### Collected data
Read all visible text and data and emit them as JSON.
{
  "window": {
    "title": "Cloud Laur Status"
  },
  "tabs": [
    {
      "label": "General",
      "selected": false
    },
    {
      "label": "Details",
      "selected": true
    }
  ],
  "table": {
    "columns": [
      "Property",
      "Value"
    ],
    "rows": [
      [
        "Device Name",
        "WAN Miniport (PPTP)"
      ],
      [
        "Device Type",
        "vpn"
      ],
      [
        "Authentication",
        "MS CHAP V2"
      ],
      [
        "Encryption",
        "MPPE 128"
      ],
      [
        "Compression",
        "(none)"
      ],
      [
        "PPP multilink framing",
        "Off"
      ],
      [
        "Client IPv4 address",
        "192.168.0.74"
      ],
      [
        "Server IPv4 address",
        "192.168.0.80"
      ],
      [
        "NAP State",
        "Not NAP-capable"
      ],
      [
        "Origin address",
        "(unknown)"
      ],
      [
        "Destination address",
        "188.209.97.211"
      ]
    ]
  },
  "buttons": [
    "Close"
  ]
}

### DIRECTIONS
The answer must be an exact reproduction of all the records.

### RESPONSE TO THIS EXERCISE
Read all visible text and data and emit them as JSON.
{
  "window": {
    "title": "Cloud Laur Status"
  },
  "tabs": [
    {
      "label": "General",
      "selected": false
    },
    {
      "label": "Details",
      "selected": true
    }
  ],
  "table": {
    "columns": [
      "Property",
      "Value"
    ],
    "rows": [
      [
        "Device Name",
        "WAN Miniport (PPTP)"
      ],
      [
        "Device Type",
        "vpn"
      ],
      [
        "Authentication",
        "MS CHAP V2"
      ],
      [
        "Encryption",
        "MPPE 128"
      ],
      [
        "Compression",
        "(none)"
      ],
      [
        "PPP multilink framing",
        "Off"
      ],
      [
        "Client IPv4 address",
        "192.168.0.74"
      ],
      [
        "Server IPv4 address",
        "192.168.0.80"
      ],
      [
        "NAP State",
        "Not NAP-capable"
      ],
      [
        "Origin address",
        "(unknown)"
      ],
      [
        "Destination address",
        "188.209.97.211"
      ]
    ]
  },
  "buttons": [
    "Close"
  ]
}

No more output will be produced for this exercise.